A backup is simply the process of creating one or more copies of the data on your system. This could be by using the Cloud, or transferring files onto a physical drive like a memory stick. This means that if any file becomes corrupted or lost, you always have a backup stored in a secondary location that can be used to restore the original.
At TwentyFour IT, we believe that files should be saved in three different locations, so that should the worst happen, you always have a backup for your backup. This is commonly known as the 3-2-1 backup method. These should include two different storage types, for example hard drive and memory stick, and one remote storage type.
This may seem like overkill to some, but businesses that do not have backups are more susceptible to loss, should disaster strike. Your business should find the most cost-effective plan for you that will allow you to store your backups with the same level of security as your original, if not better.
Backing up data goes back to before computers existed, with people making backup copies of paper-based records. You can find a list of backup options here.
Disaster recovery plans are a policy or process created by your organisation that should be put in place in the event of disaster, such as unforeseen floods, a fire, or even malicious cyber-attacks.
Every step to responding to the disaster should be outlined and a plan of action should be provided for the organisation to carry out.
In order for your business to limit the down time of their site, and recover the lost data, this is a necessary precaution to have in place. You want to keep your business running as normal, and your customers want that too. This will help you limit the extent of the disruption, and minimize interruptions to regular operations.

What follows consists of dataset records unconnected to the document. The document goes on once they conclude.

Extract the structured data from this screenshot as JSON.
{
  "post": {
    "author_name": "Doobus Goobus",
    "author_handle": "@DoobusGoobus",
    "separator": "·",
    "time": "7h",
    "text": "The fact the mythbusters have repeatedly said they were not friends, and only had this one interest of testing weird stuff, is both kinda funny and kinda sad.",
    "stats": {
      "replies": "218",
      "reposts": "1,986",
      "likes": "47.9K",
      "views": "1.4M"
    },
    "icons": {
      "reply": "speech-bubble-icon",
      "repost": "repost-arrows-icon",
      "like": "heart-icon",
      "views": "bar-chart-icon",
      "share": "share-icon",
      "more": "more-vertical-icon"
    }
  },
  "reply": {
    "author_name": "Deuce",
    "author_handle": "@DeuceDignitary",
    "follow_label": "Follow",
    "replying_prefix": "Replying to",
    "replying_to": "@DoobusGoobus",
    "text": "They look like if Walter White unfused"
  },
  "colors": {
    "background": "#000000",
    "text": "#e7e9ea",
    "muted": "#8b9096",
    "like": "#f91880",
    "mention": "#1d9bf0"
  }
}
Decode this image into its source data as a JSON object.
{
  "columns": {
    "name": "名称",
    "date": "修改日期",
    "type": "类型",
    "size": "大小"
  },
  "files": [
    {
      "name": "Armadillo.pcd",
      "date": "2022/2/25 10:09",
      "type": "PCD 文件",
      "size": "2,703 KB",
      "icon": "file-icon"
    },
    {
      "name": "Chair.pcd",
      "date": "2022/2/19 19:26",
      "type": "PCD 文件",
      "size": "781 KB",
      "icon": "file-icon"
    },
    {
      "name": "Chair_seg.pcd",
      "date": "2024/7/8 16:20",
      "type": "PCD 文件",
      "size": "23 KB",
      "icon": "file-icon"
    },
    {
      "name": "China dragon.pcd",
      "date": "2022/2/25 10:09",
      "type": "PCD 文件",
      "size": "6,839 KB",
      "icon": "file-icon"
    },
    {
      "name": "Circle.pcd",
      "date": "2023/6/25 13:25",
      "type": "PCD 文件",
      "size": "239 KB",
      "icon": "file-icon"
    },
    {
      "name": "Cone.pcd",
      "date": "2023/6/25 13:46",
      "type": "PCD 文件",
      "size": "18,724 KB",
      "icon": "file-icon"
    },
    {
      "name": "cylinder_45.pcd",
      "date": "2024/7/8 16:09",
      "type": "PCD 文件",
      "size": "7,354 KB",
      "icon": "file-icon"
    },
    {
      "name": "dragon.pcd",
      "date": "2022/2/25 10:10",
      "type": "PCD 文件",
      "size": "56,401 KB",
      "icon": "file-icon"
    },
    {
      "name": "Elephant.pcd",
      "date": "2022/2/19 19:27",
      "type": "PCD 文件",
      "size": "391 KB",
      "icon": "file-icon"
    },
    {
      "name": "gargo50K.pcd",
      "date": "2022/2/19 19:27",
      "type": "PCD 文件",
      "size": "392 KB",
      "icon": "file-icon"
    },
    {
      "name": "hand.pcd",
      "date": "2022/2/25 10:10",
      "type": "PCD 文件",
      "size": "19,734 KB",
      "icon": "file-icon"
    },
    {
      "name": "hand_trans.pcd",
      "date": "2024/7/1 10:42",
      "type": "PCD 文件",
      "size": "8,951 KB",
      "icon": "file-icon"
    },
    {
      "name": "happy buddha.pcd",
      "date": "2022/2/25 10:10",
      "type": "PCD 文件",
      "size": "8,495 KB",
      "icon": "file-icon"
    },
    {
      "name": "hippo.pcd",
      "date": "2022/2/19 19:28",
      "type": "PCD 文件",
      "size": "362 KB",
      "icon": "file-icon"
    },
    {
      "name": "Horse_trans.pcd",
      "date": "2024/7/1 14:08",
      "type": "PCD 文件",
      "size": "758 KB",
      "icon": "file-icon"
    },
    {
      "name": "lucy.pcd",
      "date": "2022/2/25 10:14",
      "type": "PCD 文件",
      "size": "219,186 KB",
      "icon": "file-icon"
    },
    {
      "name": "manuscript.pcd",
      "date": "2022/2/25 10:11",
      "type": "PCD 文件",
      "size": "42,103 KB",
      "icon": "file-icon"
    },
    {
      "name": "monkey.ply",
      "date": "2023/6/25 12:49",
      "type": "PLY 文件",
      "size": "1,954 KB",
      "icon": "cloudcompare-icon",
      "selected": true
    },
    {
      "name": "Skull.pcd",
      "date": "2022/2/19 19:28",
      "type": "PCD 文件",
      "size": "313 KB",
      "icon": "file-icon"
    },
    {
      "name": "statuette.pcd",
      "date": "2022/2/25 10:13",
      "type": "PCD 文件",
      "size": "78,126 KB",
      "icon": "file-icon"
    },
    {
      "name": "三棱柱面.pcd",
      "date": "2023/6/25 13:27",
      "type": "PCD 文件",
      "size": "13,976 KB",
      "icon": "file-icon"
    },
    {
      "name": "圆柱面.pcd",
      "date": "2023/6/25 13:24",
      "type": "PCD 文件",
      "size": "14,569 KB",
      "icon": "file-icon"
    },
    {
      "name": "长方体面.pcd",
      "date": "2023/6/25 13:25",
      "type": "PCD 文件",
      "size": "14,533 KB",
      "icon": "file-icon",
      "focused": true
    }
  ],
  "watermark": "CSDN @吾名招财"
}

You should develop your disaster recovery plan at the same time as your business continuity plan, so that the two can go hand in hand. A business continuity plan, or BCP, is a document outlining what actions should be taken during an unplanned disruption in service in order to keep the business operating. While this sounds similar to a disaster recovery plan, this is more apprehensive.
Key features of a BCP include the following:
You can read more about business continuity plans here.
You need a backup and disaster recovery plan in the event of a cyber-attack or disruptive events such as natural disasters or power outages. Should this happen and your business is without any documentation to outline the steps you should be taking, it could become very hard to resume every day operations, and the future of your business could be in jeopardy. You could lose significant profits that could affect your business in the long run; 80% of businesses suffering a computer disaster, who have no disaster recovery plans, go out of business.
Every second of the disruption to normal working operations means financial and reputational loss. You want to minimalize that time as much as you can, and having a backup and disaster recovery plan is essential to doing this.
Overall, it is for the best of your business to implement a backup and disaster recovery plan as soon as possible. The best thing for your business is to ensure continuity for you, your employees and your customers.
We offer a disaster recovery service here at TwentyFour IT, which removes the need to manage and maintain on-site dedicated facilities, reducing costs and eliminating risks associated with single points of failure and insufficient capacity to cope. Our team work diligently to ensure that your company is back online within hours.
Are you ready for disaster to strike your business?